This is a summary of what was discussed at the Performance Tracking and
Benchmarking Infrastructure BoF session last week at the LLVM dev meeting.
At the same time it contains a proposal on a few next steps to improve the
setup and use of buildbots to track performance changes in code generated by
The buildbots currently are very valuable in detecting correctness regressions,
and getting the community to quickly rectify those regressions. However,
performance regressions are hardly noted and it seems as a community, we don't
really keep track of those well.
The goal for the BoF was to try and find a number of actions that could take us
closer to the point where as a community, we would at least notice some of the
performance regressions and take action to fix the regressions. Given that
this has been discussed already quite a few times at previous BoF sessions at
multiple developer meetings, we thought we should aim for a small, incremental,
but sure improvement over the current status. Ideally, we should initially aim
for getting to the point where at least some of the performance regressions are
detected and acted upon.
We already have a central database that stores benchmarking numbers, produced
for 2 boards, see
page. However, it seems no-one monitors the produced results, nor is it easy
to derive from those numbers if a particular patch really introduced a significant
At the BoF, we identified the following issues blocking us from being able to
detect significant regressions more easily:
- A lot of the Execution Time and Compile Time results are very noisy, because

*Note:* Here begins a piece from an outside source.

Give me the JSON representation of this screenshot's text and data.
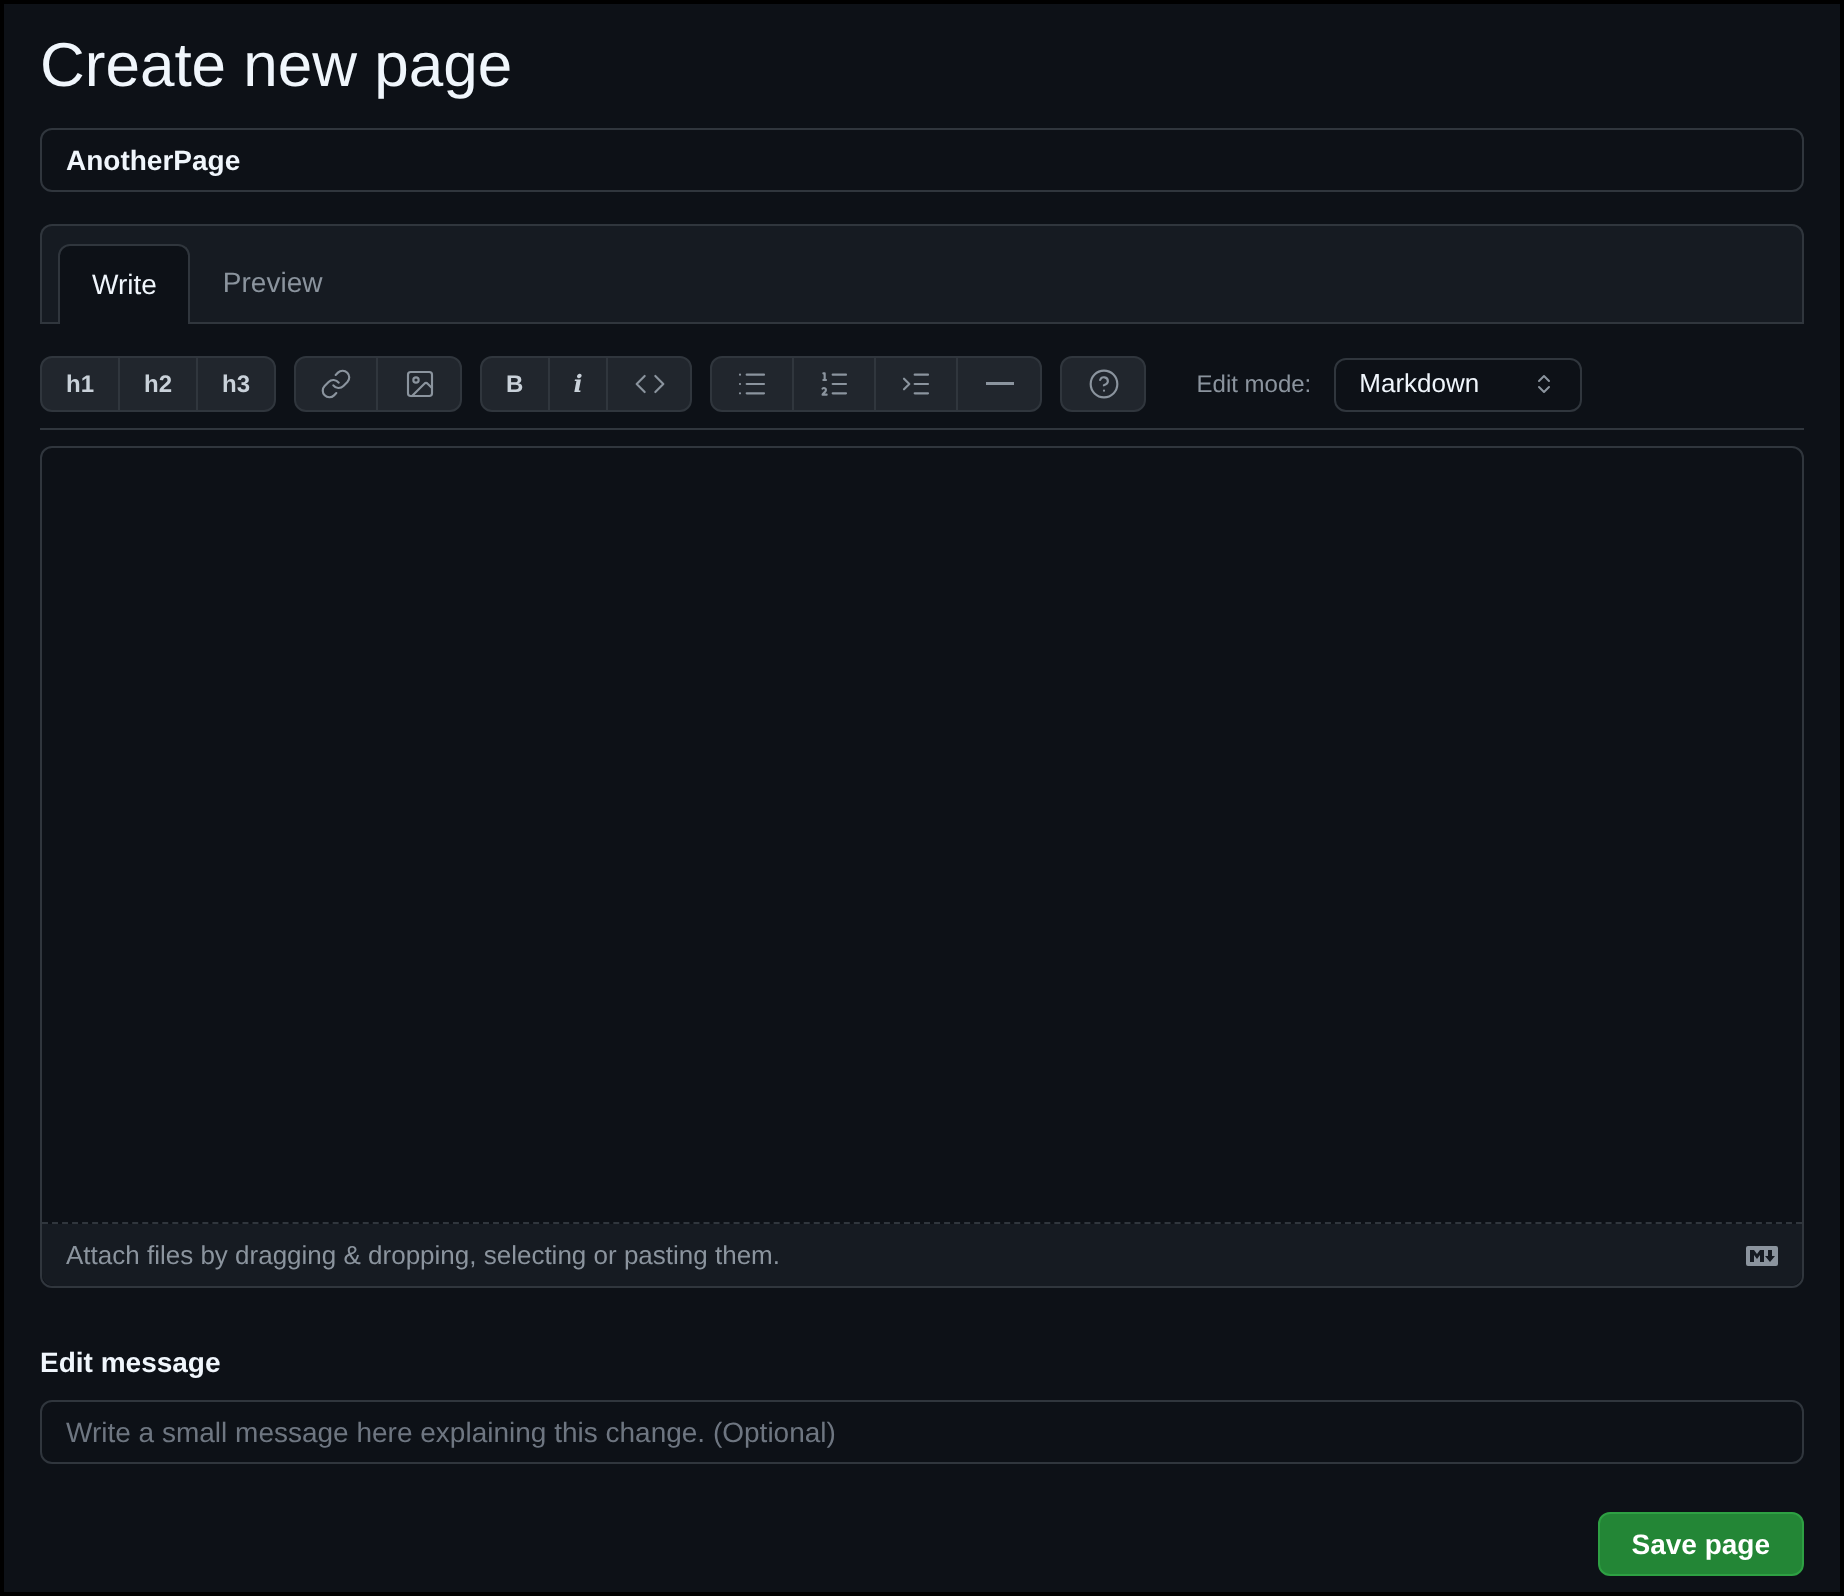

the individual programs don't run long enough and don't take long enough to
compile (e.g. less than 0.1 seconds).
- The proposed actions to improve the execution time is, for the programs under
the Benchmarks sub-directories in the test-suite, to:
- Increase the run time of the benchmark so it runs long enough to avoid
noisy results. "Long enough" probably means roughly 10 seconds. We'd probably
need a number of different settings, or a parameter that can be set per
program, so that the running time on individual boards can be tuned. E.g.
on a faster board, more iterations would be run than on a slower board.
- Evaluate if the main running time of the benchmark is caused by running code
compiled or by something else, e.g. file IO. Programs dominated by file IO
shouldn't be used to track performance changes over time. The proposal to
resolve this is to create a way to run the test suite in 'benchmark mode',
which includes only a subset of the test suite useful for benchmarking.
- The identified action to improve the compile time measurements is to just add
up the compilation time for all benchmarks and measure that, instead of the
compile times of the individual benchmarks. It seems this could be implemented
by simply changing or adding a view in the web interface, showing the trend of
the compilation time for all benchmarks over time, rather than trend graphs for
- Furthermore, on each individual board, the noise introduced by the board itself
should be minimized. Each board should have a maintainer, who ensures the board
doesn't produce a significant level of noise. If the board starts producing a
high level of noise, and the maintainer doesn't fix it quickly, the performance
numbers coming from the board will be ignored. It's not clear what the best way
would be to mark a board as being ignored. The suggestion was made that board
maintainers could get a script to run before each benchmarking run, to check
whether the board seems in a reasonable state, e.g. by checking the load on the
board is near zero; "dd" executes as fast as expected; .... It's expected that
the checks in the script might be somewhat dependent on the operating system
the board runs.
- To reduce the noise levels further, it would be nice if the execution time
of individual benchmarks could be averaged out over a number (e.g. 5)
consecutive runs. That way, each individual benchmark run remains relatively
fast, by having to run each program just once; while at the same time the
averaging should reduce some of the insignificant noise in the individual runs.
We'd appreciate any feedback on the above proposals. We're also looking for more
volunteers to implement the above improvements; so if you're interested in
working on some of the above, please let us know.